Material for the task below:
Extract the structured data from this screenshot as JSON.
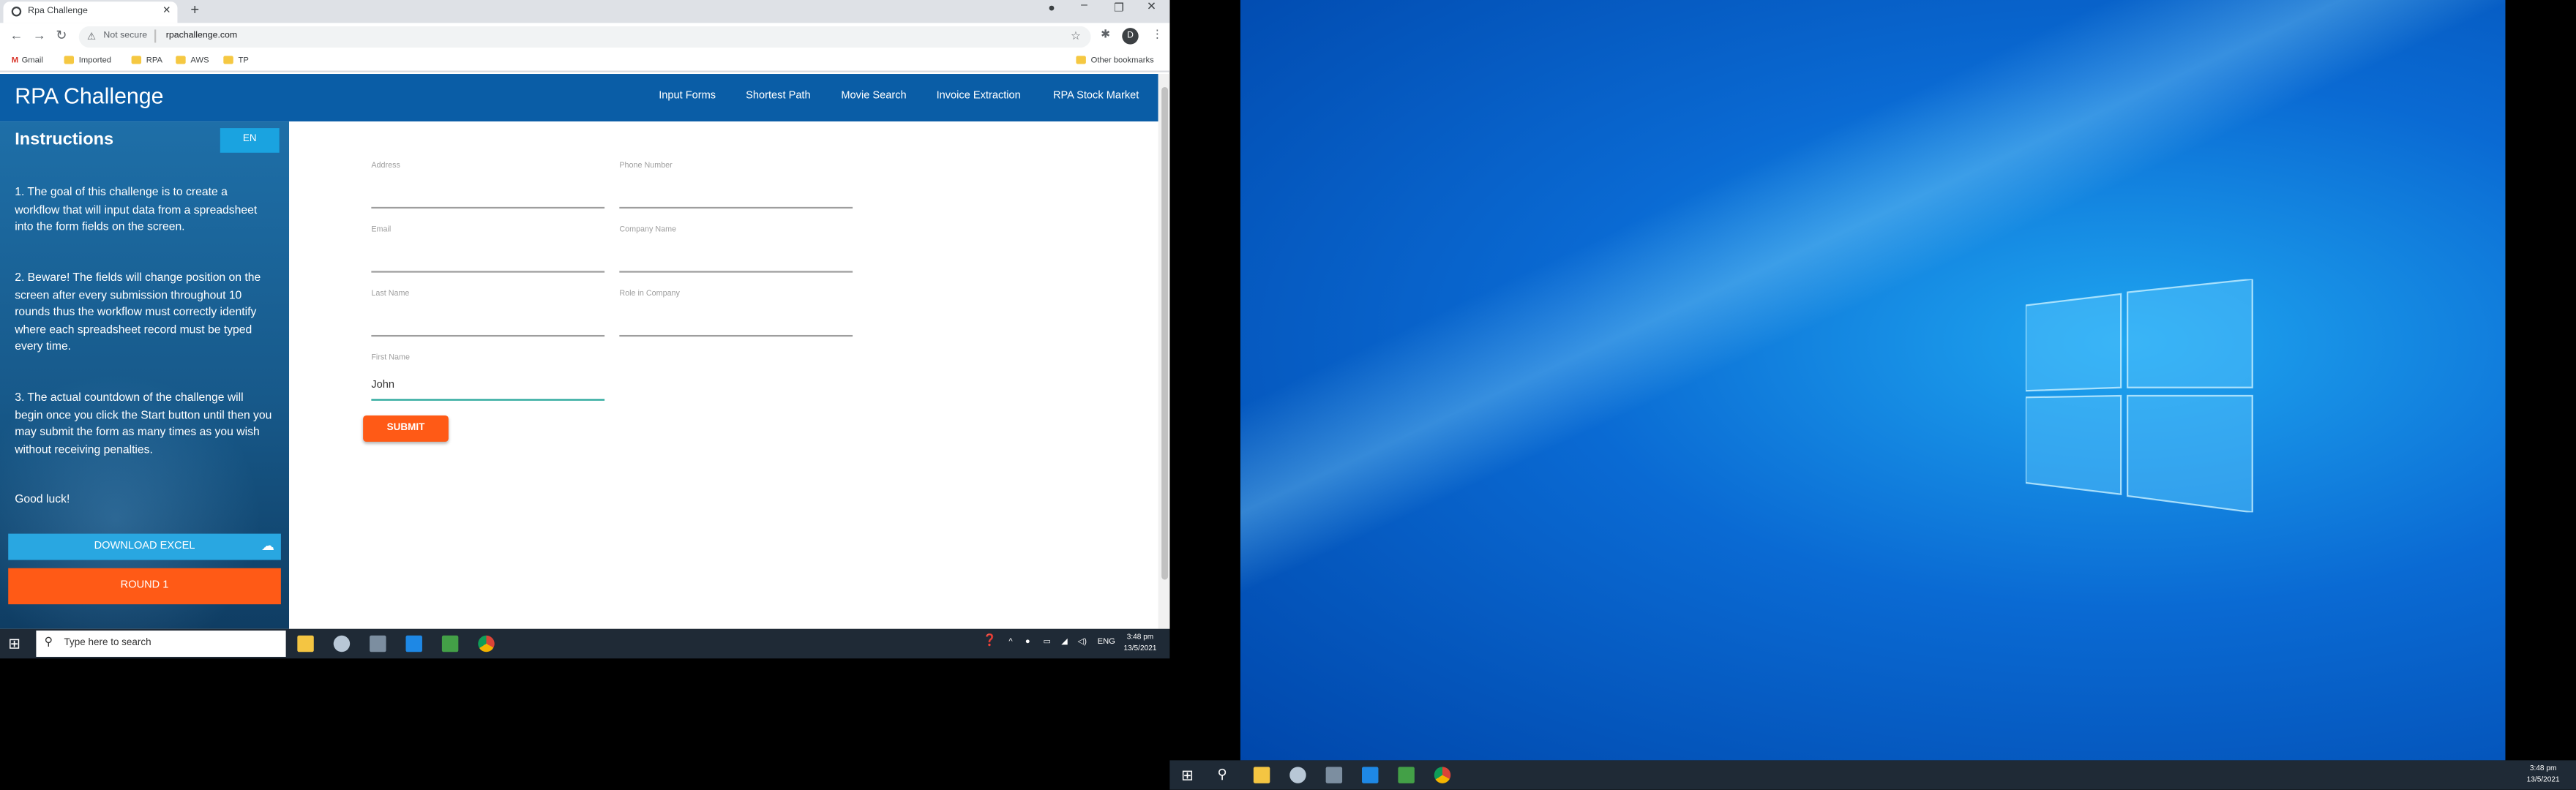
{
  "browser": {
    "tab_title": "Rpa Challenge",
    "security_label": "Not secure",
    "url": "rpachallenge.com",
    "profile_initial": "D",
    "bookmarks": [
      "Gmail",
      "Imported",
      "RPA",
      "AWS",
      "TP"
    ],
    "other_bookmarks": "Other bookmarks"
  },
  "site": {
    "brand": "RPA Challenge",
    "nav": [
      "Input Forms",
      "Shortest Path",
      "Movie Search",
      "Invoice Extraction",
      "RPA Stock Market"
    ]
  },
  "sidebar": {
    "title": "Instructions",
    "lang_button": "EN",
    "instructions": [
      "1. The goal of this challenge is to create a workflow that will input data from a spreadsheet into the form fields on the screen.",
      "2. Beware! The fields will change position on the screen after every submission throughout 10 rounds thus the workflow must correctly identify where each spreadsheet record must be typed every time.",
      "3. The actual countdown of the challenge will begin once you click the Start button until then you may submit the form as many times as you wish without receiving penalties.",
      "Good luck!"
    ],
    "download_button": "DOWNLOAD EXCEL",
    "round_button": "ROUND 1"
  },
  "form": {
    "fields": [
      {
        "label": "Address",
        "value": ""
      },
      {
        "label": "Phone Number",
        "value": ""
      },
      {
        "label": "Email",
        "value": ""
      },
      {
        "label": "Company Name",
        "value": ""
      },
      {
        "label": "Last Name",
        "value": ""
      },
      {
        "label": "Role in Company",
        "value": ""
      },
      {
        "label": "First Name",
        "value": "John"
      }
    ],
    "submit_label": "SUBMIT"
  },
  "taskbar_left": {
    "search_placeholder": "Type here to search",
    "lang": "ENG",
    "time": "3:48 pm",
    "date": "13/5/2021"
  },
  "taskbar_right": {
    "time": "3:48 pm",
    "date": "13/5/2021"
  },
  "colors": {
    "site_header": "#0a5da6",
    "accent_orange": "#ff5a16",
    "accent_blue": "#29a7e1",
    "desktop_blue": "#0a6ad3",
    "taskbar": "#1f2a36"
  }
}
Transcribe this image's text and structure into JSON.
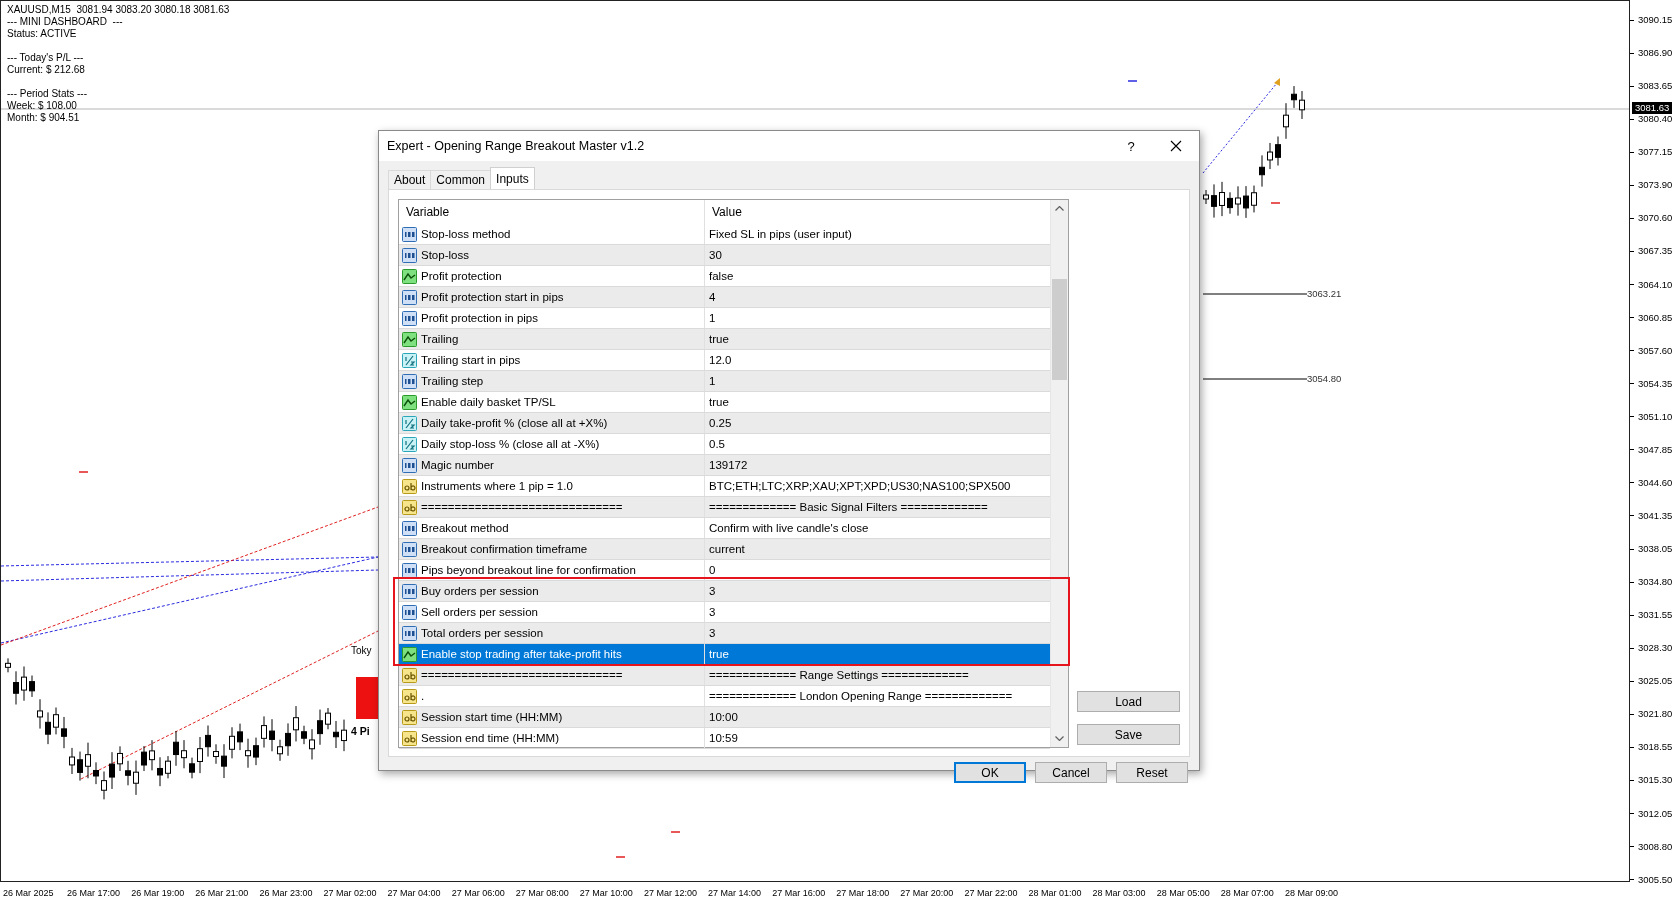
{
  "chart": {
    "info_panel": [
      [
        "XAUUSD,M15  3081.94 3083.20 3080.18 3081.63",
        "--- MINI DASHBOARD  ---",
        "Status: ACTIVE"
      ],
      [
        "--- Today's P/L ---",
        "Current: $ 212.68"
      ],
      [
        "--- Period Stats ---",
        "Week: $ 108.00",
        "Month: $ 904.51"
      ]
    ],
    "level_labels": [
      "3063.21",
      "3054.80"
    ],
    "session_labels": [
      {
        "kind": "name",
        "text": "Toky"
      },
      {
        "kind": "range",
        "text": "4 Pi"
      }
    ],
    "price_axis": {
      "labels": [
        "3090.15",
        "3086.90",
        "3083.65",
        "3080.40",
        "3077.15",
        "3073.90",
        "3070.60",
        "3067.35",
        "3064.10",
        "3060.85",
        "3057.60",
        "3054.35",
        "3051.10",
        "3047.85",
        "3044.60",
        "3041.35",
        "3038.05",
        "3034.80",
        "3031.55",
        "3028.30",
        "3025.05",
        "3021.80",
        "3018.55",
        "3015.30",
        "3012.05",
        "3008.80",
        "3005.50"
      ],
      "current_price": "3081.63"
    },
    "time_axis": {
      "labels": [
        "26 Mar 2025",
        "26 Mar 17:00",
        "26 Mar 19:00",
        "26 Mar 21:00",
        "26 Mar 23:00",
        "27 Mar 02:00",
        "27 Mar 04:00",
        "27 Mar 06:00",
        "27 Mar 08:00",
        "27 Mar 10:00",
        "27 Mar 12:00",
        "27 Mar 14:00",
        "27 Mar 16:00",
        "27 Mar 18:00",
        "27 Mar 20:00",
        "27 Mar 22:00",
        "28 Mar 01:00",
        "28 Mar 03:00",
        "28 Mar 05:00",
        "28 Mar 07:00",
        "28 Mar 09:00"
      ]
    }
  },
  "dialog": {
    "title": "Expert - Opening Range Breakout Master v1.2",
    "help": "?",
    "tabs": [
      {
        "label": "About",
        "selected": false
      },
      {
        "label": "Common",
        "selected": false
      },
      {
        "label": "Inputs",
        "selected": true
      }
    ],
    "table": {
      "columns": [
        "Variable",
        "Value"
      ],
      "rows": [
        {
          "kind": "int",
          "variable": "Stop-loss method",
          "value": "Fixed SL in pips (user input)",
          "selected": false,
          "highlighted": false
        },
        {
          "kind": "int",
          "variable": "Stop-loss",
          "value": "30",
          "selected": false,
          "highlighted": false
        },
        {
          "kind": "bool",
          "variable": "Profit protection",
          "value": "false",
          "selected": false,
          "highlighted": false
        },
        {
          "kind": "int",
          "variable": "Profit protection start in pips",
          "value": "4",
          "selected": false,
          "highlighted": false
        },
        {
          "kind": "int",
          "variable": "Profit protection in pips",
          "value": "1",
          "selected": false,
          "highlighted": false
        },
        {
          "kind": "bool",
          "variable": "Trailing",
          "value": "true",
          "selected": false,
          "highlighted": false
        },
        {
          "kind": "double",
          "variable": "Trailing start in pips",
          "value": "12.0",
          "selected": false,
          "highlighted": false
        },
        {
          "kind": "int",
          "variable": "Trailing step",
          "value": "1",
          "selected": false,
          "highlighted": false
        },
        {
          "kind": "bool",
          "variable": "Enable daily basket TP/SL",
          "value": "true",
          "selected": false,
          "highlighted": false
        },
        {
          "kind": "double",
          "variable": "Daily take-profit % (close all at +X%)",
          "value": "0.25",
          "selected": false,
          "highlighted": false
        },
        {
          "kind": "double",
          "variable": "Daily stop-loss % (close all at -X%)",
          "value": "0.5",
          "selected": false,
          "highlighted": false
        },
        {
          "kind": "int",
          "variable": "Magic number",
          "value": "139172",
          "selected": false,
          "highlighted": false
        },
        {
          "kind": "string",
          "variable": "Instruments where 1 pip = 1.0",
          "value": "BTC;ETH;LTC;XRP;XAU;XPT;XPD;US30;NAS100;SPX500",
          "selected": false,
          "highlighted": false
        },
        {
          "kind": "string",
          "variable": "==============================",
          "value": "============= Basic Signal Filters =============",
          "selected": false,
          "highlighted": false
        },
        {
          "kind": "int",
          "variable": "Breakout method",
          "value": "Confirm with live candle's close",
          "selected": false,
          "highlighted": false
        },
        {
          "kind": "int",
          "variable": "Breakout confirmation timeframe",
          "value": "current",
          "selected": false,
          "highlighted": false
        },
        {
          "kind": "int",
          "variable": "Pips beyond breakout line for confirmation",
          "value": "0",
          "selected": false,
          "highlighted": false
        },
        {
          "kind": "int",
          "variable": "Buy orders per session",
          "value": "3",
          "selected": false,
          "highlighted": true
        },
        {
          "kind": "int",
          "variable": "Sell orders per session",
          "value": "3",
          "selected": false,
          "highlighted": true
        },
        {
          "kind": "int",
          "variable": "Total orders per session",
          "value": "3",
          "selected": false,
          "highlighted": true
        },
        {
          "kind": "bool",
          "variable": "Enable stop trading after take-profit hits",
          "value": "true",
          "selected": true,
          "highlighted": true
        },
        {
          "kind": "string",
          "variable": "==============================",
          "value": "============= Range Settings =============",
          "selected": false,
          "highlighted": false
        },
        {
          "kind": "string",
          "variable": ".",
          "value": "============= London Opening Range =============",
          "selected": false,
          "highlighted": false
        },
        {
          "kind": "string",
          "variable": "Session start time (HH:MM)",
          "value": "10:00",
          "selected": false,
          "highlighted": false
        },
        {
          "kind": "string",
          "variable": "Session end time (HH:MM)",
          "value": "10:59",
          "selected": false,
          "highlighted": false
        }
      ]
    },
    "side_buttons": [
      "Load",
      "Save"
    ],
    "buttons": [
      {
        "label": "OK",
        "default": true
      },
      {
        "label": "Cancel",
        "default": false
      },
      {
        "label": "Reset",
        "default": false
      }
    ]
  }
}
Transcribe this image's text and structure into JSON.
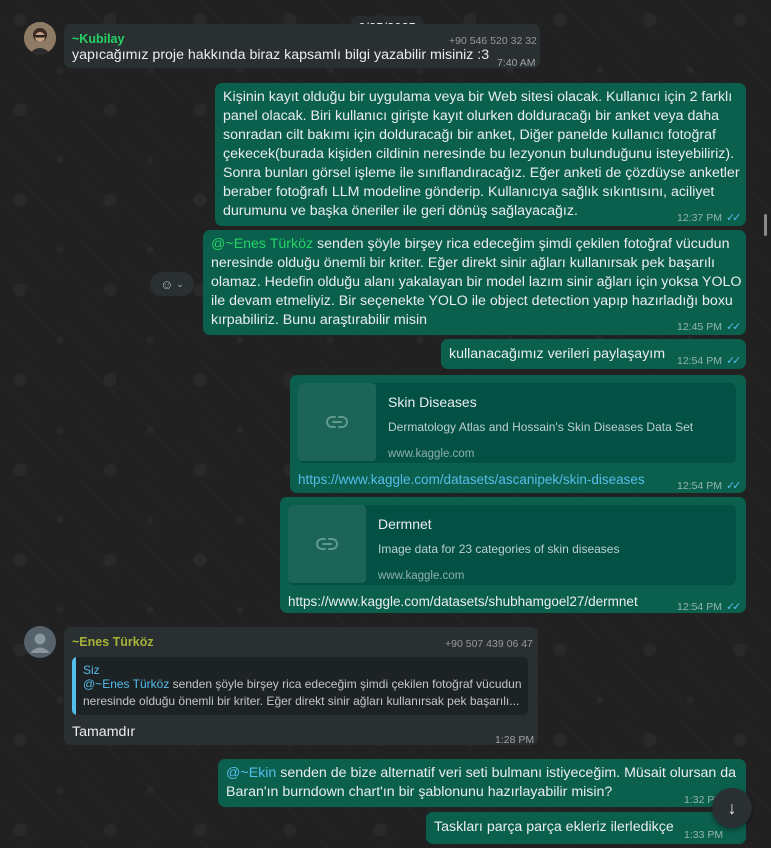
{
  "date_chip": "6/25/2025",
  "messages": {
    "m1": {
      "sender": "~Kubilay",
      "phone": "+90 546 520 32 32",
      "text": "yapıcağımız proje hakkında biraz kapsamlı bilgi yazabilir misiniz :3",
      "time": "7:40 AM"
    },
    "m2": {
      "lines": [
        "Kişinin kayıt olduğu bir uygulama veya bir Web sitesi olacak. Kullanıcı için 2 farklı",
        "panel olacak. Biri kullanıcı girişte kayıt olurken dolduracağı bir anket veya daha",
        "sonradan cilt bakımı için dolduracağı bir anket, Diğer panelde kullanıcı fotoğraf",
        "çekecek(burada kişiden cildinin neresinde bu lezyonun bulunduğunu isteyebiliriz).",
        "Sonra bunları görsel işleme ile sınıflandıracağız. Eğer anketi de çözdüyse anketler",
        "beraber fotoğrafı LLM modeline gönderip. Kullanıcıya sağlık sıkıntısını, aciliyet",
        "durumunu ve başka öneriler ile geri dönüş sağlayacağız."
      ],
      "time": "12:37 PM"
    },
    "m3": {
      "mention": "@~Enes Türköz",
      "line1_rest": " senden şöyle birşey rica edeceğim şimdi çekilen fotoğraf vücudun",
      "lines": [
        "neresinde olduğu önemli bir kriter. Eğer direkt sinir ağları kullanırsak pek başarılı",
        "olamaz. Hedefin olduğu alanı yakalayan bir model lazım sinir ağları için yoksa YOLO",
        "ile devam etmeliyiz. Bir seçenekte YOLO ile object detection yapıp hazırladığı boxu",
        "kırpabiliriz. Bunu araştırabilir misin"
      ],
      "time": "12:45 PM"
    },
    "m4": {
      "text": "kullanacağımız verileri paylaşayım",
      "time": "12:54 PM"
    },
    "m5": {
      "card_title": "Skin Diseases",
      "card_desc": "Dermatology Atlas and Hossain's Skin Diseases Data Set",
      "card_domain": "www.kaggle.com",
      "url": "https://www.kaggle.com/datasets/ascanipek/skin-diseases",
      "time": "12:54 PM"
    },
    "m6": {
      "card_title": "Dermnet",
      "card_desc": "Image data for 23 categories of skin diseases",
      "card_domain": "www.kaggle.com",
      "url": "https://www.kaggle.com/datasets/shubhamgoel27/dermnet",
      "time": "12:54 PM"
    },
    "m7": {
      "sender": "~Enes Türköz",
      "phone": "+90 507 439 06 47",
      "quote_author": "Siz",
      "quote_mention": "@~Enes Türköz",
      "quote_line1_rest": " senden şöyle birşey rica edeceğim şimdi çekilen fotoğraf vücudun",
      "quote_line2": "neresinde olduğu önemli bir kriter. Eğer direkt sinir ağları kullanırsak pek başarılı...",
      "text": "Tamamdır",
      "time": "1:28 PM"
    },
    "m8": {
      "mention": "@~Ekin",
      "line1_rest": " senden de bize alternatif veri seti bulmanı istiyeceğim. Müsait olursan da",
      "line2": "Baran'ın burndown chart'ın bir şablonunu hazırlayabilir misin?",
      "time": "1:32 PM"
    },
    "m9": {
      "text": "Taskları parça parça ekleriz ilerledikçe",
      "time": "1:33 PM"
    }
  },
  "colors": {
    "outgoing_bubble": "#0b5f4d",
    "incoming_bubble": "#2a2f32",
    "kubilay_name": "#25d366",
    "enes_name": "#a5b337",
    "mention_green": "#25d366",
    "mention_blue": "#53bdeb",
    "read_ticks": "#53bdeb"
  },
  "icons": {
    "react": "smiley-icon",
    "scroll_down": "arrow-down-icon",
    "link_thumb": "link-icon"
  }
}
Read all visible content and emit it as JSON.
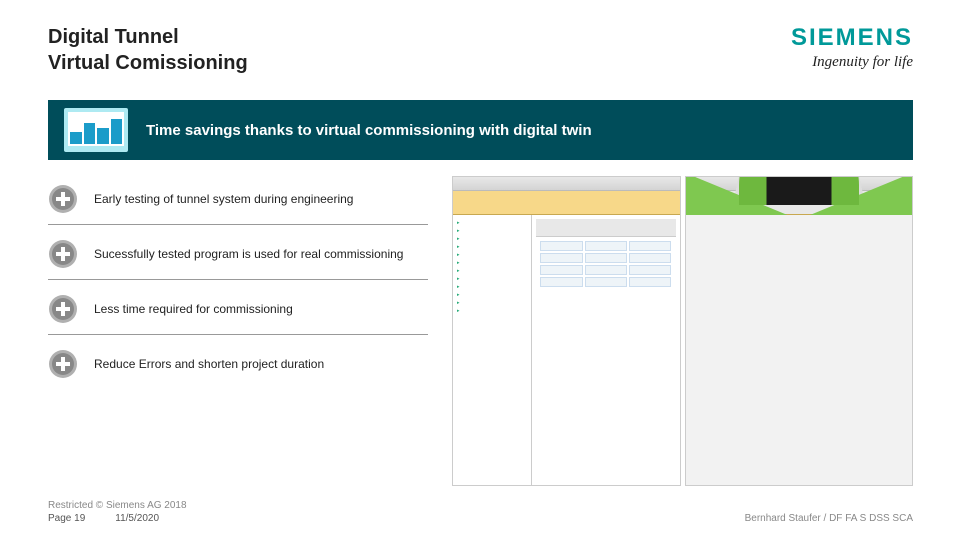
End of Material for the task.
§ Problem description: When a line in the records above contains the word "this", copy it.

§ Result:
Extract the structured data from this screenshot as JSON.
      "1. The goal of this challenge is to create a workflow that will input data from a spreadsheet into the form fields on the screen.",
Transcribe this image's text and structure into JSON.
Transcribe this image's text and structure into JSON.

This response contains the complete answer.